Personality: Sporty, Lifestyle, Performance, Chill
Brand Voice: PUMA’s tone of voice is confident and it should always reflect the core values of the brand. The tone must also reflect our passion and love for what we do. PUMA uses humour and irony to express joy along with confidence, honesty and powerful words to state our level of determination.
Personality: Helpful, Human, Innovative, Vigilant, Courageous
Our tone and manner come from a customer-first perspective, making sure it’s simple, clear, helpful and easy to understand. The PayPal voice:
- Sounds like a human being, not a robotic script
- Is clever, but not snobby or cynical
- Uses humour to create engagement, to share a knowing smile
- When we have to deliver a tough message, a respectful tone can make all the difference
- Avoids jargon and overly technical language
- Avoids acronyms that mean nothing to people outside of PayPal
- Gets to the point quickly.
Personality: Authentic (real), Connected, Optimistic, Spontaneous
Brand Voice: How do we talk to people? Like people. Throughout our 120-year history, simple one-word brand statements like ‘Drink’, ‘Enjoy’ and ‘Always’ have been as iconic to Cola-Cola as the colour Coke Red. Words offering refreshment cues such as ‘Ice Cold’, ‘Delicious’ and ‘Refreshing’ are similarly part of the Coke lexicon, as are invitational messages like ‘Have a Coke’ or the more playful ‘Yes.’ The words give the brand a point of view and a personality to connect with the consumer.
Personality: Straightforward, Friendly, Imaginative, Confident
Brand Voice: Our tone of voice is the way in which we write and speak, what we say and how we say it. Like a person, what we say is dictated by our principles, experiences and aspirations, how we say it is informed by our personality…
Our personality guides how we talk and write for the University.
If a person were friendly, straightforward, imaginative and confident, how would they sound. Use the following pages for ideas on how to bring these personality traits to life in your writing.
If we are friendly, we should sound friendly. Bring some warmth to your words. Likewise, if we’re imaginative, our language should be too. No falling back on tired old clichés or bureaucratic jargon. Remember, this is as much about the style of your writing as the content…
- Document it. Include tone of voice in your brand guidelines. In doing so, be as specific as possible.
“Don’t just say your brand voice is funny because ‘funny’ can manifest itself in different ways”, counsels VanAuken. “There are so many types of humour – puns, sarcasm, vulgar humour, inside jokes, plays on words…. You need to be specific about the type of sense of humour.”
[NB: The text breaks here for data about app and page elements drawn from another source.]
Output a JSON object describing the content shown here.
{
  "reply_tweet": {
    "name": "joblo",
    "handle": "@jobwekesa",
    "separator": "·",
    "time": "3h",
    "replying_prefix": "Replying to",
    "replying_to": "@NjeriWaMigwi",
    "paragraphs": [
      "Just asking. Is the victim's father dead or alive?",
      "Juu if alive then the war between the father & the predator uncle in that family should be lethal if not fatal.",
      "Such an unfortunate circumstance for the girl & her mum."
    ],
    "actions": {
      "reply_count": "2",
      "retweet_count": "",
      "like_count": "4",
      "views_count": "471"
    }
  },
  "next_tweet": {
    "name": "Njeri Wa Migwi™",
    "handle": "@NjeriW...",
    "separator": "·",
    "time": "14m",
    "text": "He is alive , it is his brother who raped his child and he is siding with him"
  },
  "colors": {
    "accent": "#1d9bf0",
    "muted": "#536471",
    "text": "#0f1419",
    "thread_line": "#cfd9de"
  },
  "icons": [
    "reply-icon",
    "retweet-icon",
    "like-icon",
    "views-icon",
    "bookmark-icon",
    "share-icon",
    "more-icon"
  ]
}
- Create a brand vocabulary list. What words and phrases are well suited to your brand’s personality and voice? What words and phrases would be off-brand?
- Don’t just tell – show. For example, check out this excerpt from the University of Leeds’ Tone of Voice Guidelines. The connection between personality and voice is clear. The guidelines also illuminate how each personality trait might sound and provide practical advice, tips and examples.
Get a spokesperson, or create a character or persona, that absolutely exemplifies the personality you’re trying to instil. It’s much easier to achieve consistency if you have a person, character or archetype to keep you focused.